on 1 Mar 2022
Person, Face, Human

Caroline Eber-Ittel

Country CEO and Head of CIB France & Southern Europe, Standard Chartered

March 2022

What if the international trade crisis was positive?

Over the past two years, world trade has been hit by repeated health crises and now the war in Ukraine. The price of sea freight, which has increased fivefold since 2019, and which now threatens the recovery of world trade, is symptomatic of these upheavals. We must learn from this crisis to help reshape global trade, so that environmental, social and geopolitical factors are no longer on the back burner.

Supply chains are at the heart of international trade

As we enter a challenging economic recovery marked by war and significant geopolitical tensions, the supply chain must be up to the challenge. Today, we are inevitably moving towards a new model of international trade, where trade corridors can no longer be immune to economic, ecological and technological transformations.

While previously “globalisation” and “sustainability” were irreconcilable, the convergence of both has become a tangible reality for many companies and has changed the rules of world trade and transformed the priorities of leaders.

Beyond awareness, a real strategic commitment from executives

With PWC Singapore, we have analysed this phenomenon. After interviewing more than 500 global business leaders, we found that a strategy based on profit maximisation alone is no longer a viable option for most of them. This is especially true given that our study predicts a 70% increase in global trade over the next decade. Covid-19 has been a real catalyst for supply chain diversification, digitisation, sustainability and inclusion.
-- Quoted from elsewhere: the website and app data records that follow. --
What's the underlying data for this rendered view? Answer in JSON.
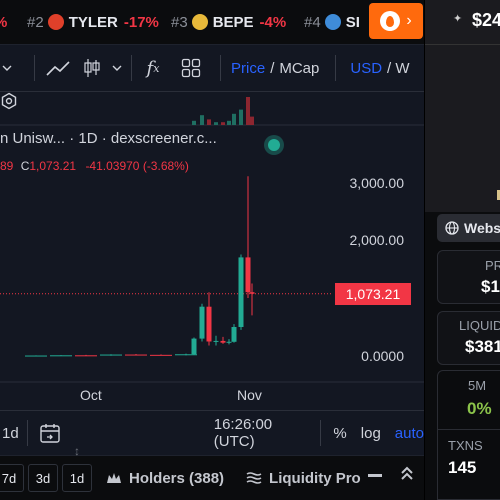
{
  "ticker": {
    "items": [
      {
        "rank": "#2",
        "name": "TYLER",
        "change": "-17%",
        "coin_color": "#e0402a"
      },
      {
        "rank": "#3",
        "name": "BEPE",
        "change": "-4%",
        "coin_color": "#e8b93a"
      },
      {
        "rank": "#4",
        "name": "SI",
        "change": "",
        "coin_color": "#3f8cd9"
      }
    ],
    "hot_icon": "flame-icon",
    "right_price": "$24"
  },
  "toolbar": {
    "price_label": "Price",
    "separator": "/",
    "mcap_label": "MCap",
    "currency_label": "USD",
    "currency_sep": "/ W"
  },
  "chart": {
    "title": "n Unisw... · 1D · dexscreener.c...",
    "ohlc_partial": "89",
    "ohlc_close_label": "C",
    "ohlc_close": "1,073.21",
    "ohlc_change": "-41.03970 (-3.68%)",
    "current_price": "1,073.21",
    "y_ticks": [
      "3,000.00",
      "2,000.00",
      "0.0000"
    ],
    "x_ticks": [
      "Oct",
      "Nov"
    ]
  },
  "chart_data": {
    "type": "candlestick",
    "ylim": [
      -150,
      3300
    ],
    "y_ticks": [
      3000,
      2000,
      0
    ],
    "current_price": 1073.21,
    "candles": [
      {
        "o": 5,
        "h": 10,
        "l": 0,
        "c": 8
      },
      {
        "o": 8,
        "h": 15,
        "l": 3,
        "c": 12
      },
      {
        "o": 12,
        "h": 20,
        "l": 8,
        "c": 10
      },
      {
        "o": 10,
        "h": 30,
        "l": 5,
        "c": 25
      },
      {
        "o": 25,
        "h": 35,
        "l": 15,
        "c": 20
      },
      {
        "o": 20,
        "h": 28,
        "l": 12,
        "c": 18
      },
      {
        "o": 18,
        "h": 40,
        "l": 10,
        "c": 30
      },
      {
        "o": 30,
        "h": 320,
        "l": 20,
        "c": 300
      },
      {
        "o": 300,
        "h": 900,
        "l": 250,
        "c": 850
      },
      {
        "o": 850,
        "h": 1100,
        "l": 180,
        "c": 250
      },
      {
        "o": 250,
        "h": 350,
        "l": 180,
        "c": 260
      },
      {
        "o": 260,
        "h": 330,
        "l": 210,
        "c": 230
      },
      {
        "o": 230,
        "h": 290,
        "l": 200,
        "c": 245
      },
      {
        "o": 245,
        "h": 550,
        "l": 230,
        "c": 500
      },
      {
        "o": 500,
        "h": 1750,
        "l": 450,
        "c": 1700
      },
      {
        "o": 1700,
        "h": 3100,
        "l": 1000,
        "c": 1100
      },
      {
        "o": 1100,
        "h": 1250,
        "l": 700,
        "c": 1073.21
      }
    ],
    "volume": [
      0,
      0,
      0,
      0,
      0,
      0,
      0,
      0.15,
      0.35,
      0.2,
      0.1,
      0.1,
      0.15,
      0.4,
      0.55,
      1.0,
      0.3
    ]
  },
  "bottom_bar": {
    "range_label": "1d",
    "time": "16:26:00 (UTC)",
    "percent_label": "%",
    "log_label": "log",
    "auto_label": "auto"
  },
  "tabs": {
    "timeframes": [
      "7d",
      "3d",
      "1d"
    ],
    "holders_label": "Holders (388)",
    "liquidity_label": "Liquidity Pro"
  },
  "right_panel": {
    "website_label": "Webs",
    "price_label": "PR",
    "price_value": "$1,",
    "liquidity_label": "LIQUID",
    "liquidity_value": "$381",
    "m5_label": "5M",
    "m5_value": "0%",
    "m5_color": "#8bc34a",
    "txns_label": "TXNS",
    "txns_value": "145"
  },
  "colors": {
    "up": "#22ab94",
    "down": "#f23645",
    "accent": "#2962ff",
    "hot": "#ff6a0d"
  }
}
Companies are now aware that choosing a policy that combines innovation and responsibility fuels profit for the future and enables them to build a robust and resilient growth strategy. Companies, at the forefront of the changes in our economies, have understood this and are already looking at the profitability of their supply chain differently. New technologies, such as “smart contracts” based on blockchain, which make the terms and conditions of contracts unforgeable, are gradually taking a leading role in their strategies.

In this transition, banks play a decisive role alongside companies. 90% of executives consider that promoting access to financing for robust and inclusive supply chains, in partnership with banks, is a key priority for their internationalisation or cross-border expansion over the next five to ten years.
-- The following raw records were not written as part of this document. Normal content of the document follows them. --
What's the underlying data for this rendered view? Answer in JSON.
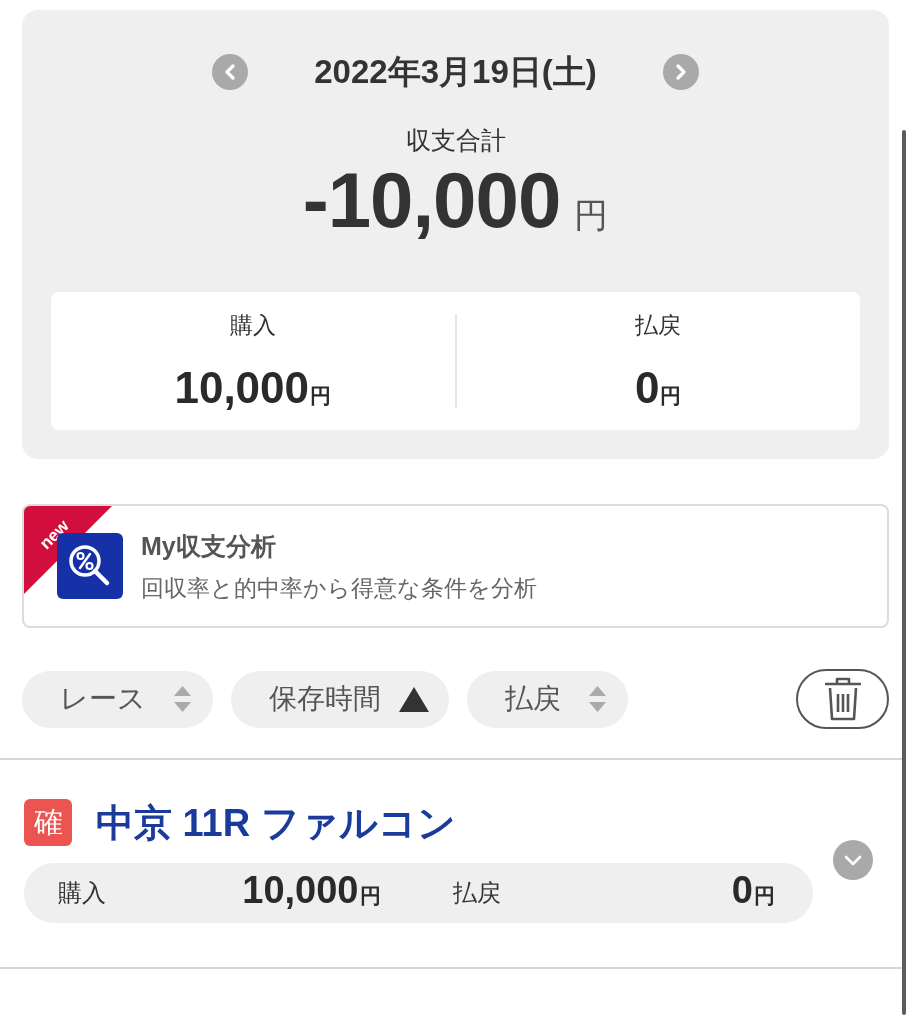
{
  "date_nav": {
    "date": "2022年3月19日(土)"
  },
  "summary": {
    "label": "収支合計",
    "amount": "-10,000",
    "unit": "円",
    "totals": [
      {
        "label": "購入",
        "amount": "10,000",
        "unit": "円"
      },
      {
        "label": "払戻",
        "amount": "0",
        "unit": "円"
      }
    ]
  },
  "feature_banner": {
    "badge": "new",
    "title": "My収支分析",
    "description": "回収率と的中率から得意な条件を分析"
  },
  "sort_options": [
    {
      "label": "レース",
      "selected": false
    },
    {
      "label": "保存時間",
      "selected": true
    },
    {
      "label": "払戻",
      "selected": false
    }
  ],
  "races": [
    {
      "status": "確",
      "title": "中京 11R ファルコン",
      "expanded": false,
      "stats": [
        {
          "label": "購入",
          "amount": "10,000",
          "unit": "円"
        },
        {
          "label": "払戻",
          "amount": "0",
          "unit": "円"
        }
      ]
    }
  ]
}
Like our societies, economies are becoming increasingly globalised, systems interconnected and, as a result, risks are increasingly global. More than half of the companies surveyed consider the prevention of future supply chain disruptions to be a top priority. This risk of tensions is pushing companies to reverse the paradigm by turning to partial relocation of activities.
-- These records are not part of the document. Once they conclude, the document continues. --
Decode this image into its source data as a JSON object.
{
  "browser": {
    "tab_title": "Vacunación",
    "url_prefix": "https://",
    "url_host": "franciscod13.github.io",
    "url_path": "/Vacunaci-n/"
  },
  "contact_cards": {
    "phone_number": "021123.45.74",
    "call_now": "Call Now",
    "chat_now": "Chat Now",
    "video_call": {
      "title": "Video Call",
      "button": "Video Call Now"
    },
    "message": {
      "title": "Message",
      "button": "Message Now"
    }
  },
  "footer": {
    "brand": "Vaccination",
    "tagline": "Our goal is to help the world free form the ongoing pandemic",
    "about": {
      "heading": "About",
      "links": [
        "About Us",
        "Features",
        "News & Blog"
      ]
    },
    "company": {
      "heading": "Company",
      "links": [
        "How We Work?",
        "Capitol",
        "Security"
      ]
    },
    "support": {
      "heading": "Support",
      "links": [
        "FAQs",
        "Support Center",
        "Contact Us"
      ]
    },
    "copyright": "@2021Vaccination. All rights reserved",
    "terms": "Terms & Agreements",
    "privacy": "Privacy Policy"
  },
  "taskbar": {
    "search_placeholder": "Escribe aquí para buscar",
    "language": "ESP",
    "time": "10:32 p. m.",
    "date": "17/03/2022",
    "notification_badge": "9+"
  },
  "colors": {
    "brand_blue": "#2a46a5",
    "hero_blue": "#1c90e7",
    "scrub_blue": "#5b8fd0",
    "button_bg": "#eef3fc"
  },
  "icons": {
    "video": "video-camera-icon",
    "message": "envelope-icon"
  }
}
Like Alcatel Submarine Networks, which has announced strengthening its business in France, with the launch of an industrial 5G network in Calais. And by 2025, Airbus Helicopters plans to centralise all of its helicopter blade manufacturing in Seine-Saint-Denis.

These new priorities for companies are the beginning of a shift in global trade, whether in terms of the fragmentation of production and supply zones or in terms of its ecological and societal footprint. Public authorities, private companies and banks, must collectively give global trade the means to reinvent itself and make corridors a place where productivity meets sustainability and responsibility.